“I think I’ll head to north Devon, actually. I’ve stayed in most of the hostels in Cornwall, and I covered a lot of ground with the boys. There are some places along by Westward Ho! which are meant to be great for surfing.”
She flushed, as she realised she’d just told her boss her intention was to skive off rather than work.
This is why I couldn’t work for him. That, and I’d never get any work done.
Sat across the table from her, he looked ruggedly handsome, with his two-day stubble and crumpled t-shirt. It was the expression in his eyes, though, that kept turning her knees to jelly. The words he spoke might be platonic, but his gaze was X-rated.
Conor grinned at the slip. “Intending to play truant, are we? I didn’t know you could surf. You strike me more as the horsy type.”
“God, no. I hate riding. I’ve done it a few times as part of my travels but it hurts! I’m not a surfer, either, but I have been learning.”
“I quite fancy the idea of you all surfer chick in stretchy neoprene.” He widened his eyes appreciatively and she threw her napkin at him.
“Behave! Do you surf?”
“Ha, no. Not my thing.”
Claire realised she didn’t know what his thing was, aside from work and listening to live music.

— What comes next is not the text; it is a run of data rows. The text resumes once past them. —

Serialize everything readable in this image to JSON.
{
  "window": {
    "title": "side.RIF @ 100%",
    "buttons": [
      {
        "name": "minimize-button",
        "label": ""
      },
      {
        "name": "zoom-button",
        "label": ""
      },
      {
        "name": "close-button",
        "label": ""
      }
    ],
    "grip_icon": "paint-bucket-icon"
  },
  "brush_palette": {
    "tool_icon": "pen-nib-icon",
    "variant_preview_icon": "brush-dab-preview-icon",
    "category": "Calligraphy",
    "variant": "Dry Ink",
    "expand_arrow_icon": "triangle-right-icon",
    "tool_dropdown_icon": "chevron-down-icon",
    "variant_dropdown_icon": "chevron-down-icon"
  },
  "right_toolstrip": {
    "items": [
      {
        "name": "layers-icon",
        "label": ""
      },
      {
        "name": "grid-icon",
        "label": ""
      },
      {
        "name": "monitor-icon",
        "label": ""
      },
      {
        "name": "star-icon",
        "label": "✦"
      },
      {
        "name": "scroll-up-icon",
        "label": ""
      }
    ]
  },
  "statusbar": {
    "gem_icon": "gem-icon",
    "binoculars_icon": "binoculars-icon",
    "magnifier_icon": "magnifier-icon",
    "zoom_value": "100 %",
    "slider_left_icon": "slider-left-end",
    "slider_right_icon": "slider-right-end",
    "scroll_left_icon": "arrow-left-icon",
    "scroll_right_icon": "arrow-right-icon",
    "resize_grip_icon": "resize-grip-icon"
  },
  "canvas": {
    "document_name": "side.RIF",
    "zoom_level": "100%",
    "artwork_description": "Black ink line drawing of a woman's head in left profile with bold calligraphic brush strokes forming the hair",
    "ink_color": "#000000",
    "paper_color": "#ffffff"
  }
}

“How do you let off steam? Is there a gym at your fancy apartment?”
“Hardly. I think there’s a drying room somewhere, and of course steps down to the beach. I go for a run, if I feel the need. That’s about it.”
Claire wasn’t sure she believed him. The sculptured body suggested more effort than that. He didn’t seem to be concealing anything, though, so she let it go. It was so hard to get him to talk about himself.
I hope there aren’t skeletons in his closet. That would be just my luck.
She looked out at the view, across past Peveril Point to the cliffs near Old Harry. On a day like today, away from the town, she could appreciate his love for the place.
“Are you finished? Do you fancy a wander or have you got to rush off?”
Conor’s voice broke into her reverie. His reference to her departure sounded casual and unconcerned and she felt gratitude flare in her heart.
“A quick walk would be lovely, before I swelter in my car for a few hours. No such thing as aircon in an old banger like mine. Not too long, though, I don’t want to get snarled in Sunday evening traffic.”
“Sure thing, my lady. Follow me and prepare to be amazed.”
Wondering what he was planning, Claire let Conor lead her from the restaurant and down a path that meandered away from the folly known as the castle. Beneath them she could see something concrete at the end of the path, and wondered what it was. As she got nearer she realised it was a large stone globe, surrounded by black railings.
“Ta da!” Conor said, when they reached it.
Claire tried to hide her puzzlement. “What is it?”
She saw Conor’s delight fade at her lack of enthusiasm. “It’s Victorian. It’s weathered now, so you can’t really read it, but it’s a Victorian globe. I used to come here as a child. There’s a picture, somewhere, of me and my brothers and sisters all lined up round the railing.” He kicked at the gravel. “I guess it’s not so amazing to a stranger.”
Claire walked up to him and put her arms around his waist. He was a complicated man, and she felt she barely knew him. But what she knew she liked. More than liked.
“Thank you for sharing it with me.” She reached up and kissed him. Conor’s arms tightened around her, and the railings jabbed into her as he pushed her back.
Conor pulled away, and saw the black metal points. His mouth turned down and he looked ludicrously pathetic, like a small child caught in wrongdoing. “Sorry.”
She giggled at his expression and laced her hand through his. “Come on; let’s go get lost in the woods.” She tugged him back up the hill and along in the other direction, away from the castle, to where the path disappeared into some trees. Time enough to drive away later.